Airbus, a leading European aircraft manufacturer, is setting its sights on a groundbreaking development in the aviation industry. The company is eyeing the possibility of commissioning a 150-seat hydrogen plane, with the target year for potential launch set for 2035.
However, the crucial decision regarding the project’s fate will be made earlier, in 2027, when Airbus announces whether the hydrogen plane will become a reality.
This ambitious venture into hydrogen-powered aviation holds great promise for significantly reducing the carbon footprint of air travel. But with promise comes uncertainty, as the technical feasibility of such a project remains a key challenge.
Air travel has long been under scrutiny for its contribution to greenhouse gas emissions and the environmental impact. Finding a low-carbon alternative has become a top priority for the aviation industry. Hydrogen, considered a clean energy source, has emerged as a potential solution. Airbus’s venture into a 150-seat hydrogen plane could be a pioneering step in the journey toward low-carbon aviation.
The year 2027 holds the key to whether Airbus’s hydrogen plane project will take off or remain grounded. The decision made at that time will depend on the technical feasibility and readiness of the necessary infrastructure, including airports. The stakes are high, and the aviation industry, along with environmental enthusiasts, eagerly awaits this landmark decision.
As Airbus advances in its plan, various players in the aviation ecosystem are making preparations for the potential arrival of hydrogen planes. This includes airports, which will play a pivotal role in accommodating and facilitating these innovative aircraft. Ensuring that airports are technically and operationally ready for hydrogen planes is a crucial step in this journey.
The viability of a 150-seat hydrogen plane is still under scrutiny, and Airbus is meticulously assessing the technical aspects involved. Hydrogen-powered aviation involves complex challenges related to the storage and distribution of hydrogen, as well as the development of reliable fuel cell technology. Safety standards and regulations must also be established to ensure the aircraft’s safe operation.
Hydrogen’s potential as an aviation fuel is undeniable. It is a zero-emission energy source, emitting only water vapor when used in fuel cells. This stands in stark contrast to conventional aviation fuels, which release significant carbon emissions.
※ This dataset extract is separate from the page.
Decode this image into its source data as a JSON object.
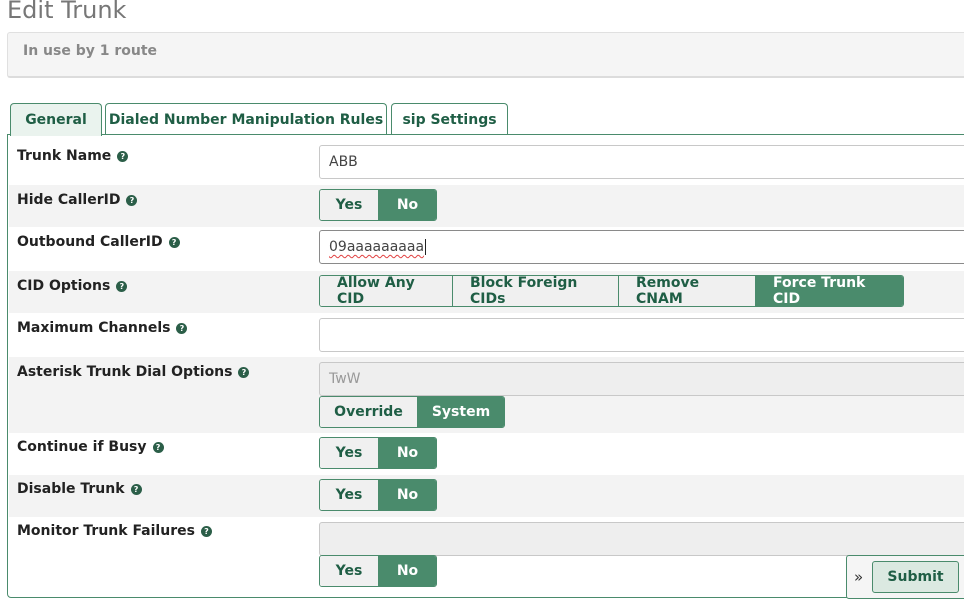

If Airbus’s hydrogen plane project becomes a reality, it could be a game-changer for the aviation industry, opening new possibilities for sustainable and eco-friendly air travel.